Joe Henry described the funeral, which was "2 and a half hours long, included many eulogies, some spontaneous gospel singing; some shouting, some wailing, a fainting, and a daughter who hopped on the balls of her feet and spoke in tongues as punctuation to her scripted remarks. The highlight for me was Rudy [Copeland]’s bluesy Hammond B-3 instrumental of Thomas Dorsey's “Precious Lord (Lead Me On)." He played it like Ray [Charles] would have, kicking it heavy on the bass foot pedals, and shouting his own encouragement: 'Tell the story, son!' The whole service climaxed with a rousing version of "When The Saints Go Marching In", which included the choir, a 2nd-line-style brass band marching through the isles (sic), and everyone in the pews clapping and singing along."[178]

Burke is buried at Lot 4037, Space 1, in the Murmuring Trees section of the Forest Lawn Memorial Park in the Hollywood Hills, at 6300 Forest Lawn Drive, Los Angeles, California.[179]


According to Tim Newby: "Despite the endless parade of fans and praise, Burke always seemed to be two steps ahead or one step behind his contemporaries. While he was always at the forefront of the Soul movement, paving the way for a slew of singers who followed in his large wake, he never had that one timeless hit like so many others of the time that would forever endear him to our memories. So many of his peers of the time had that one huge mega-hit that would stamp them as eternal legends, and while Burke came close, he never found that one everlasting song. He became more known for his inspiration on other musicians than for his music. He is often criminally overlooked by the casual fan."

Neil Portnow, President/CEO of The Recording Academy, praised Burke soon after his death: "GRAMMY-winning soul singer Solomon Burke was revered as one of music’s greatest vocalists and a pioneer of the genre. A deeply spiritual man, his love and passion for his craft kept him touring and performing to sold-out audiences right up to his final days.
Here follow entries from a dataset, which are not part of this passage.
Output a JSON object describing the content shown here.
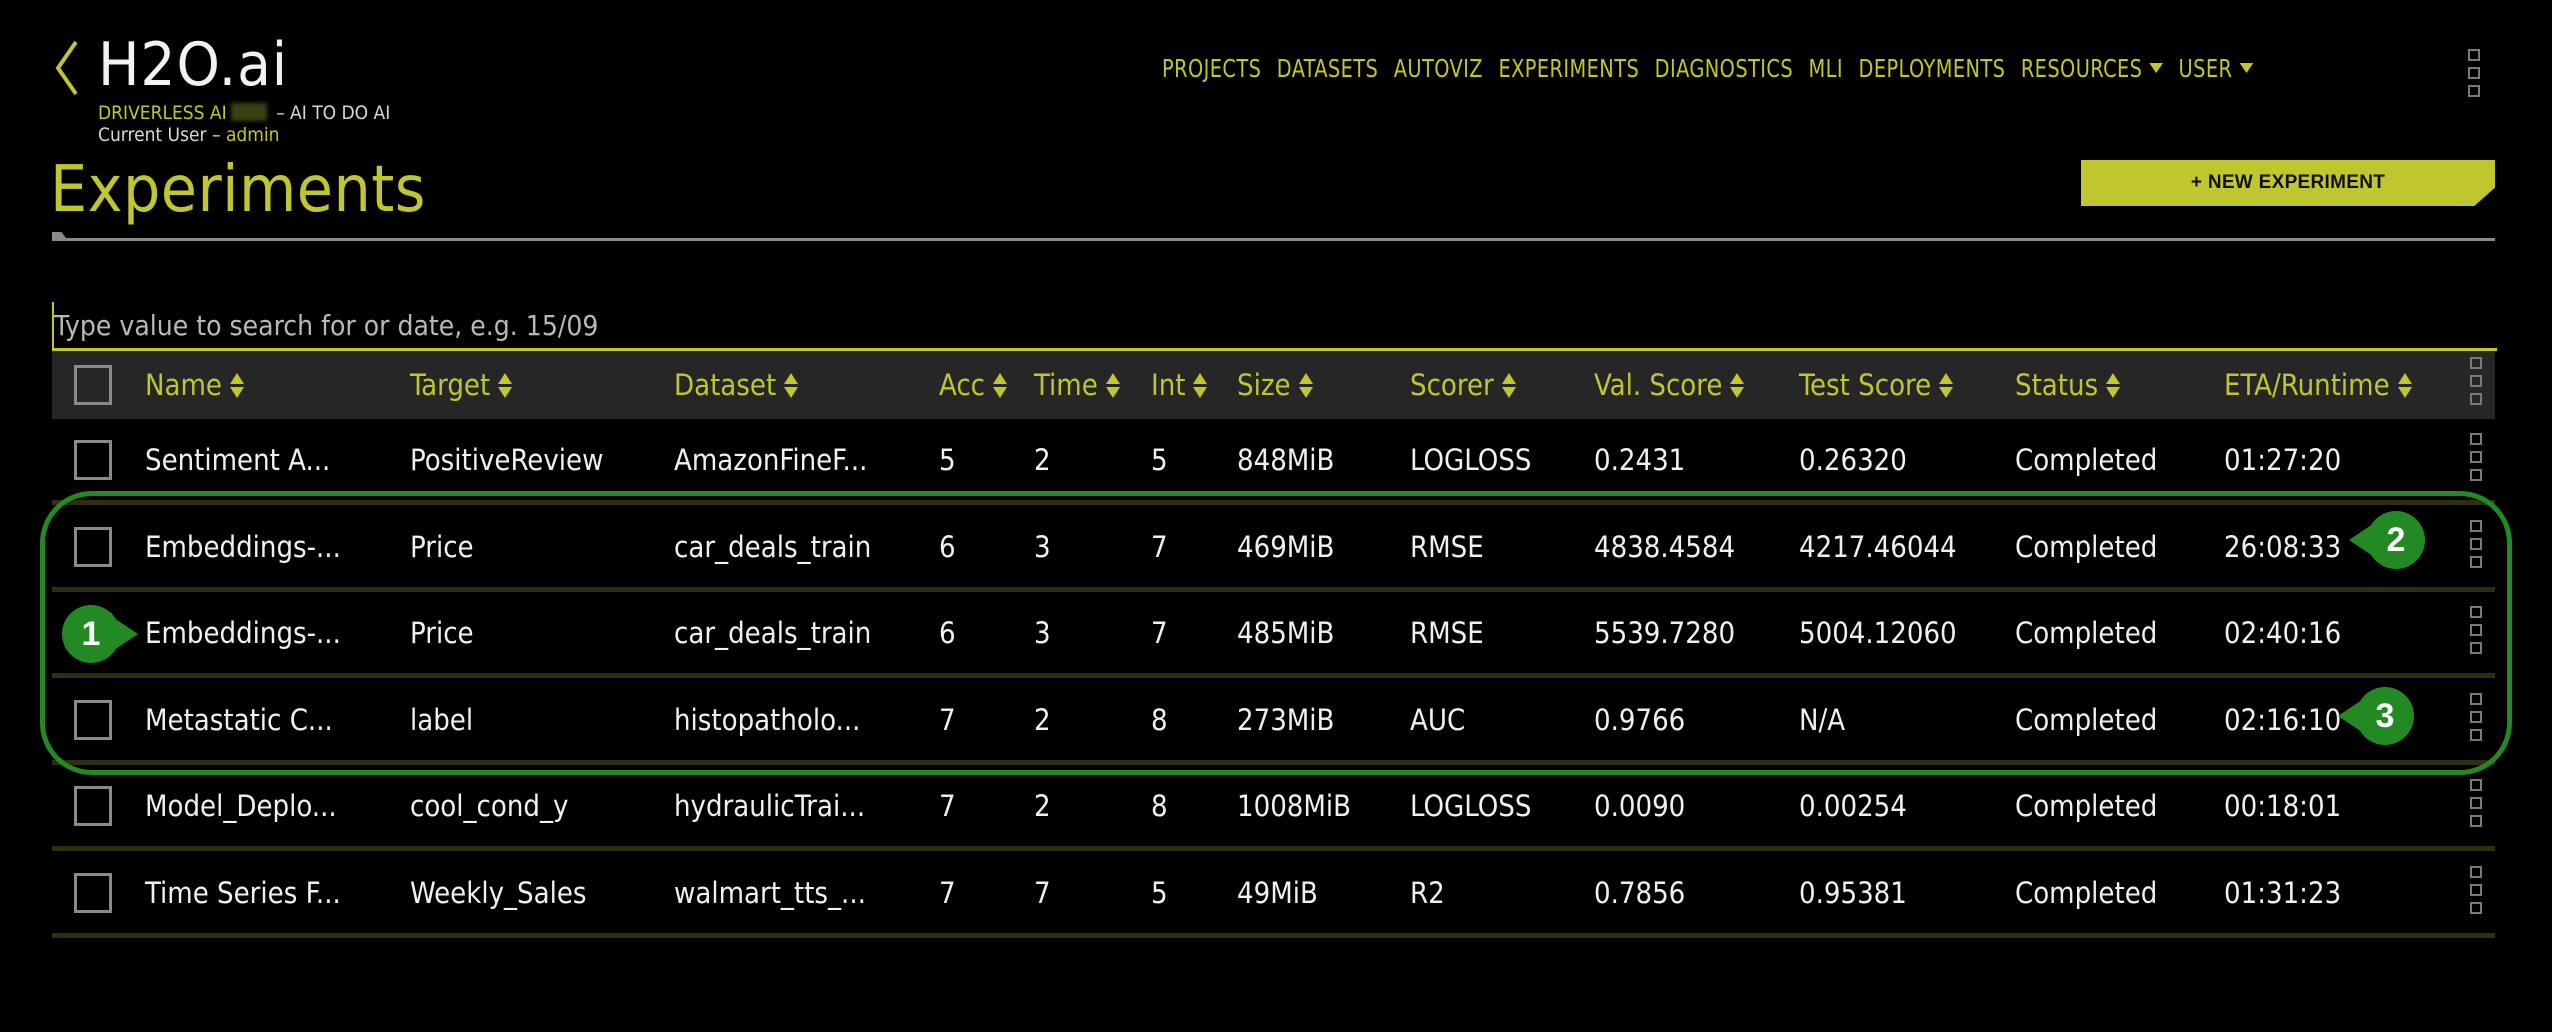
{
  "brand": {
    "title": "H2O.ai",
    "product": "DRIVERLESS AI",
    "tagline": "– AI TO DO AI",
    "user_prefix": "Current User –",
    "user_name": "admin"
  },
  "nav": {
    "items": [
      "PROJECTS",
      "DATASETS",
      "AUTOVIZ",
      "EXPERIMENTS",
      "DIAGNOSTICS",
      "MLI",
      "DEPLOYMENTS"
    ],
    "dropdowns": [
      "RESOURCES",
      "USER"
    ]
  },
  "page": {
    "title": "Experiments",
    "new_button": "+ NEW EXPERIMENT"
  },
  "search": {
    "placeholder": "Type value to search for or date, e.g. 15/09",
    "value": ""
  },
  "table": {
    "columns": [
      "Name",
      "Target",
      "Dataset",
      "Acc",
      "Time",
      "Int",
      "Size",
      "Scorer",
      "Val. Score",
      "Test Score",
      "Status",
      "ETA/Runtime"
    ],
    "rows": [
      [
        "Sentiment A...",
        "PositiveReview",
        "AmazonFineF...",
        "5",
        "2",
        "5",
        "848MiB",
        "LOGLOSS",
        "0.2431",
        "0.26320",
        "Completed",
        "01:27:20"
      ],
      [
        "Embeddings-...",
        "Price",
        "car_deals_train",
        "6",
        "3",
        "7",
        "469MiB",
        "RMSE",
        "4838.4584",
        "4217.46044",
        "Completed",
        "26:08:33"
      ],
      [
        "Embeddings-...",
        "Price",
        "car_deals_train",
        "6",
        "3",
        "7",
        "485MiB",
        "RMSE",
        "5539.7280",
        "5004.12060",
        "Completed",
        "02:40:16"
      ],
      [
        "Metastatic C...",
        "label",
        "histopatholo...",
        "7",
        "2",
        "8",
        "273MiB",
        "AUC",
        "0.9766",
        "N/A",
        "Completed",
        "02:16:10"
      ],
      [
        "Model_Deplo...",
        "cool_cond_y",
        "hydraulicTrai...",
        "7",
        "2",
        "8",
        "1008MiB",
        "LOGLOSS",
        "0.0090",
        "0.00254",
        "Completed",
        "00:18:01"
      ],
      [
        "Time Series F...",
        "Weekly_Sales",
        "walmart_tts_...",
        "7",
        "7",
        "5",
        "49MiB",
        "R2",
        "0.7856",
        "0.95381",
        "Completed",
        "01:31:23"
      ]
    ]
  },
  "annotations": {
    "markers": [
      "1",
      "2",
      "3"
    ],
    "color": "#238a23"
  },
  "colors": {
    "accent": "#c0c62d",
    "background": "#000000",
    "header_bg": "#262626"
  }
}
Few artists have had careers as long, rich and influential as his, and he leaves a larger-than-life legacy as powerful and soulful as he was. The music industry has lost one of its most distinctive voices."